##### INPUT FOR THIS TASK #####
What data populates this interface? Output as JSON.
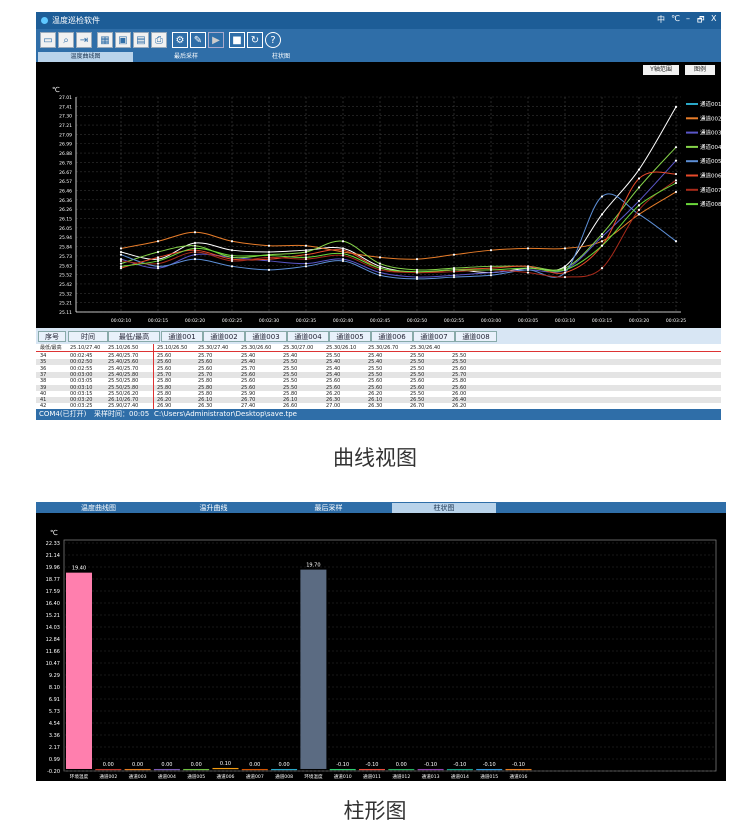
{
  "window": {
    "title": "温度巡检软件",
    "controls": [
      "中",
      "℃",
      "–",
      "🗗",
      "X"
    ]
  },
  "toolbar_icons": [
    "open-folder-icon",
    "search-icon",
    "export-icon",
    "excel-icon",
    "save-icon",
    "save-as-icon",
    "print-icon",
    "gear-icon",
    "wrench-icon",
    "play-icon",
    "stop-icon",
    "refresh-icon",
    "help-icon"
  ],
  "tabs_top": [
    "温度曲线图",
    "最后采样",
    "柱状图"
  ],
  "curve": {
    "unit": "℃",
    "y_ticks": [
      "27.01",
      "27.41",
      "27.30",
      "27.21",
      "27.09",
      "26.99",
      "26.88",
      "26.78",
      "26.67",
      "26.57",
      "26.46",
      "26.36",
      "26.26",
      "26.15",
      "26.05",
      "25.94",
      "25.84",
      "25.73",
      "25.63",
      "25.52",
      "25.42",
      "25.32",
      "25.21",
      "25.11"
    ],
    "x_ticks": [
      "00:02:10",
      "00:02:15",
      "00:02:20",
      "00:02:25",
      "00:02:30",
      "00:02:35",
      "00:02:40",
      "00:02:45",
      "00:02:50",
      "00:02:55",
      "00:03:00",
      "00:03:05",
      "00:03:10",
      "00:03:15",
      "00:03:20",
      "00:03:25"
    ],
    "y_range_button": "Y轴范围",
    "legend_button": "图例",
    "legend": [
      {
        "name": "通道001",
        "color": "#2aa8c8"
      },
      {
        "name": "通道002",
        "color": "#e87d2a"
      },
      {
        "name": "通道003",
        "color": "#5a56c8"
      },
      {
        "name": "通道004",
        "color": "#86d44a"
      },
      {
        "name": "通道005",
        "color": "#5d8fd6"
      },
      {
        "name": "通道006",
        "color": "#e84a2a"
      },
      {
        "name": "通道007",
        "color": "#a82a1a"
      },
      {
        "name": "通道008",
        "color": "#6bd83a"
      }
    ],
    "chart_data": {
      "type": "line",
      "x": [
        "00:02:10",
        "00:02:15",
        "00:02:20",
        "00:02:25",
        "00:02:30",
        "00:02:35",
        "00:02:40",
        "00:02:45",
        "00:02:50",
        "00:02:55",
        "00:03:00",
        "00:03:05",
        "00:03:10",
        "00:03:15",
        "00:03:20",
        "00:03:25"
      ],
      "ylim": [
        25.11,
        27.51
      ],
      "series": [
        {
          "name": "通道001",
          "color": "#ffffff",
          "values": [
            25.78,
            25.7,
            25.88,
            25.8,
            25.78,
            25.8,
            25.82,
            25.62,
            25.55,
            25.58,
            25.55,
            25.6,
            25.62,
            26.2,
            26.7,
            27.4
          ]
        },
        {
          "name": "通道002",
          "color": "#e87d2a",
          "values": [
            25.82,
            25.9,
            26.0,
            25.9,
            25.85,
            25.85,
            25.78,
            25.72,
            25.7,
            25.75,
            25.8,
            25.82,
            25.82,
            25.9,
            26.2,
            26.45
          ]
        },
        {
          "name": "通道003",
          "color": "#5a56c8",
          "values": [
            25.7,
            25.6,
            25.75,
            25.72,
            25.68,
            25.65,
            25.7,
            25.55,
            25.5,
            25.52,
            25.55,
            25.58,
            25.58,
            25.95,
            26.35,
            26.8
          ]
        },
        {
          "name": "通道004",
          "color": "#86d44a",
          "values": [
            25.65,
            25.78,
            25.85,
            25.72,
            25.75,
            25.78,
            25.9,
            25.65,
            25.58,
            25.6,
            25.62,
            25.62,
            25.6,
            25.98,
            26.5,
            26.95
          ]
        },
        {
          "name": "通道005",
          "color": "#5d8fd6",
          "values": [
            25.75,
            25.62,
            25.7,
            25.62,
            25.58,
            25.62,
            25.68,
            25.52,
            25.48,
            25.5,
            25.52,
            25.58,
            25.55,
            26.4,
            26.2,
            25.9
          ]
        },
        {
          "name": "通道006",
          "color": "#e84a2a",
          "values": [
            25.6,
            25.72,
            25.8,
            25.7,
            25.7,
            25.75,
            25.8,
            25.6,
            25.55,
            25.58,
            25.6,
            25.62,
            25.55,
            25.85,
            26.6,
            26.65
          ]
        },
        {
          "name": "通道007",
          "color": "#a82a1a",
          "values": [
            25.68,
            25.65,
            25.78,
            25.68,
            25.72,
            25.7,
            25.74,
            25.58,
            25.55,
            25.56,
            25.58,
            25.55,
            25.5,
            25.6,
            26.25,
            26.58
          ]
        },
        {
          "name": "通道008",
          "color": "#6bd83a",
          "values": [
            25.62,
            25.68,
            25.82,
            25.74,
            25.74,
            25.72,
            25.76,
            25.6,
            25.56,
            25.58,
            25.58,
            25.6,
            25.58,
            25.85,
            26.3,
            26.55
          ]
        }
      ]
    }
  },
  "table": {
    "headers": [
      "序号",
      "时间",
      "最低/最高",
      "通道001",
      "通道002",
      "通道003",
      "通道004",
      "通道005",
      "通道006",
      "通道007",
      "通道008"
    ],
    "limit_row": [
      "最低/最高",
      "",
      "25.10/27.40",
      "25.10/26.50",
      "25.10/26.50",
      "25.30/27.40",
      "25.30/26.60",
      "25.30/27.00",
      "25.30/26.10",
      "25.30/26.70",
      "25.30/26.40"
    ],
    "rows": [
      [
        "34",
        "00:02:45",
        "25.40/25.70",
        "25.60",
        "25.70",
        "25.40",
        "25.40",
        "25.50",
        "25.40",
        "25.50",
        "25.50"
      ],
      [
        "35",
        "00:02:50",
        "25.40/25.60",
        "25.60",
        "25.60",
        "25.40",
        "25.50",
        "25.40",
        "25.40",
        "25.50",
        "25.50"
      ],
      [
        "36",
        "00:02:55",
        "25.40/25.70",
        "25.60",
        "25.60",
        "25.70",
        "25.50",
        "25.40",
        "25.50",
        "25.50",
        "25.60"
      ],
      [
        "37",
        "00:03:00",
        "25.40/25.80",
        "25.70",
        "25.70",
        "25.60",
        "25.50",
        "25.40",
        "25.50",
        "25.50",
        "25.70"
      ],
      [
        "38",
        "00:03:05",
        "25.50/25.80",
        "25.80",
        "25.80",
        "25.60",
        "25.50",
        "25.60",
        "25.60",
        "25.60",
        "25.80"
      ],
      [
        "39",
        "00:03:10",
        "25.50/25.80",
        "25.80",
        "25.80",
        "25.60",
        "25.50",
        "25.60",
        "25.60",
        "25.60",
        "25.60"
      ],
      [
        "40",
        "00:03:15",
        "25.50/26.20",
        "25.80",
        "25.80",
        "25.90",
        "25.80",
        "26.20",
        "26.20",
        "25.50",
        "26.00"
      ],
      [
        "41",
        "00:03:20",
        "26.10/26.70",
        "26.20",
        "26.10",
        "26.70",
        "26.10",
        "26.30",
        "26.10",
        "26.50",
        "26.40"
      ],
      [
        "42",
        "00:03:25",
        "25.90/27.40",
        "26.90",
        "26.30",
        "27.40",
        "26.60",
        "27.00",
        "26.30",
        "26.70",
        "26.20"
      ]
    ]
  },
  "status": {
    "port": "COM4(已打开)",
    "sample_label": "采样时间：00:05",
    "file_path": "C:\\Users\\Administrator\\Desktop\\save.tpe"
  },
  "captions": {
    "curve": "曲线视图",
    "bar": "柱形图"
  },
  "tabs_bottom": [
    "温度曲线图",
    "温升曲线",
    "最后采样",
    "柱状图"
  ],
  "bar": {
    "unit": "℃",
    "y_ticks": [
      "22.33",
      "21.14",
      "19.96",
      "18.77",
      "17.59",
      "16.40",
      "15.21",
      "14.03",
      "12.84",
      "11.66",
      "10.47",
      "9.29",
      "8.10",
      "6.91",
      "5.73",
      "4.54",
      "3.36",
      "2.17",
      "0.99",
      "-0.20"
    ],
    "chart_data": {
      "type": "bar",
      "categories": [
        "环境温度",
        "通道002",
        "通道003",
        "通道004",
        "通道005",
        "通道006",
        "通道007",
        "通道008",
        "环境温度",
        "通道010",
        "通道011",
        "通道012",
        "通道013",
        "通道014",
        "通道015",
        "通道016"
      ],
      "values": [
        19.4,
        0.0,
        0.0,
        0.0,
        0.0,
        0.1,
        0.0,
        0.0,
        19.7,
        -0.1,
        -0.1,
        0.0,
        -0.1,
        -0.1,
        -0.1,
        -0.1
      ],
      "value_labels": [
        "19.40",
        "0.00",
        "0.00",
        "0.00",
        "0.00",
        "0.10",
        "0.00",
        "0.00",
        "19.70",
        "-0.10",
        "-0.10",
        "0.00",
        "-0.10",
        "-0.10",
        "-0.10",
        "-0.10"
      ],
      "colors": [
        "#ff7fae",
        "#c0392b",
        "#e67e22",
        "#7d5cb5",
        "#6fbf40",
        "#f39c12",
        "#d35400",
        "#2aa8c8",
        "#5b6b82",
        "#2ecc71",
        "#e74c3c",
        "#27ae60",
        "#8e44ad",
        "#16a085",
        "#3498db",
        "#e67e22"
      ],
      "ylim": [
        -0.2,
        22.33
      ]
    }
  }
}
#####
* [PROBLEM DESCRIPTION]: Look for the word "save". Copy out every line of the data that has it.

* [YOUR RESPONSE]:
    "save-icon",
    "save-as-icon",
    "file_path": "C:\\Users\\Administrator\\Desktop\\save.tpe"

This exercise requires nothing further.